When kids pack their satchels and go back to school, there can be a little fear in the air.

Children react differently to stress than adults, so you may notice that your little one is more irritable, has a few more tantrums, is bed-wetting, has trouble concentrating, or has more abdominal pain, poor sleep, or dizziness.

Stress triggers a release of adrenaline and cortisol for the adrenal glands.

This is nature’s built-in alarm system that tells us something is wrong and it is time to flee or start a fight – our sympathetic nervous system response to fight or flight.

Understanding this can help you understand why your child may be more argumentative, irritable, or aggressive.

It’s a natural response to fear.

When fear becomes a problem, that fight-or-flight response doesn’t shut itself down properly, so adrenaline and cortisol levels stay high and fear lingers.

We can naturally reduce the stress response through exercise – literally running away from danger.

Kicking a soccer ball in the park, going on a bike ride, or climbing a tree will help reduce the natural surge in stress hormones and lower the stress response to manageable levels.

Yoga and mindfulness have proven to be very effective ways for children to manage anxiety. Simple breathing exercises or age-appropriate guided meditations are great.

Check out relaxkids.com or headspace.com/meditation/kids for ideas.

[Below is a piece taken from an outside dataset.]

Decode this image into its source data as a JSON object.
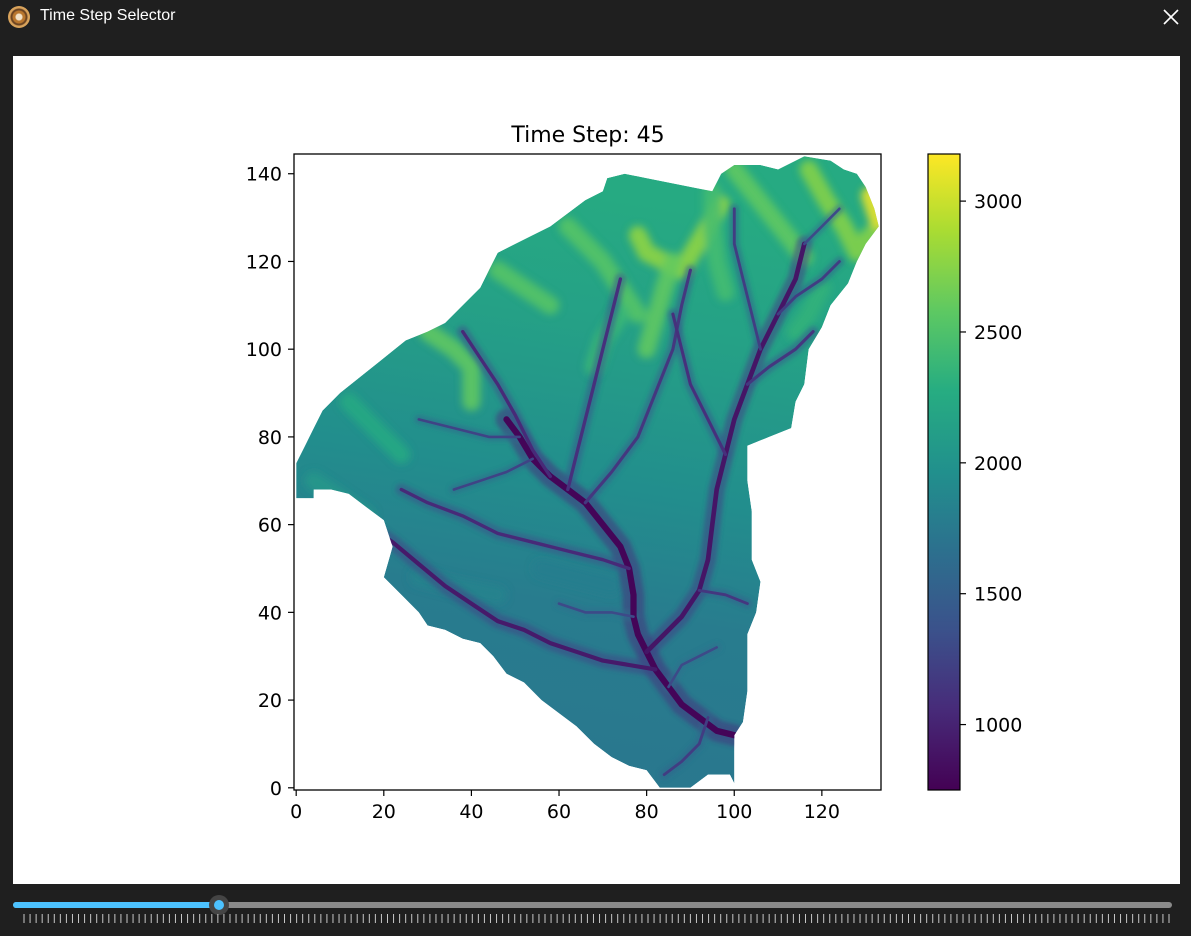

When it comes to diet and nutrition, there are a few things you can do to help your child manage anxiety and stress.

  • A good breakfast with some protein and healthy fats can help support blood sugar levels, balance stress hormones, and help focus at school. Your child will get off to a good start with eggs or bacon on toast, porridge or Weetabix with milk or peanut butter and banana on toast.
  • Sugar is a big driver of adrenaline and cortisol and can contribute to feelings of stress and anxiety. Doing things with children gradually is always a good idea, so I suggest finding out where sugar is in their diet and going for the simplest swaps first. For example, check the sugar content of your child’s favorite snack or treat during the break and swap it for an alternative that is slightly lower in sugar. Swapping Jaffa cakes for digestive cookies or choosing a low-sugar yogurt would be a good place to start. The important thing is not to over-restrict any foods in their diet as it is important for them to enjoy a wide range of foods and avoid too many restrictions as this can create problems with their relationship with food.
  • We know there is a great gut-brain connection, so feeding your child the healthy gut bacteria is a great thing to support their mental health. Fermented foods do wonders for the balance of your child’s microbiome. Start with live or organic yogurts, try some kefir (tastes like yogurt) or kombucha (tastes like soda). Get your child to choose their favorite flavors and they will be more likely to try them out.
  • Sit down and eat together. Take the time to share meals with your tribe. This can be a valuable time to talk about the day’s events and have fun together and set a good example of healthy habits for your child. Sitting down to eat as a family is also associated with increased self-esteem and academic performance.
  • Help your little one sleep well. Magnesium supplementation before bed could be beneficial. I like Higher Nature’s Relax and Unwind as it tastes like berries and has some other nutrients like theanine and calcium that have calming properties to aid restful sleep and reduce anxiety.

If you have any concerns about your child’s mental health or stress levels, speak to your GP.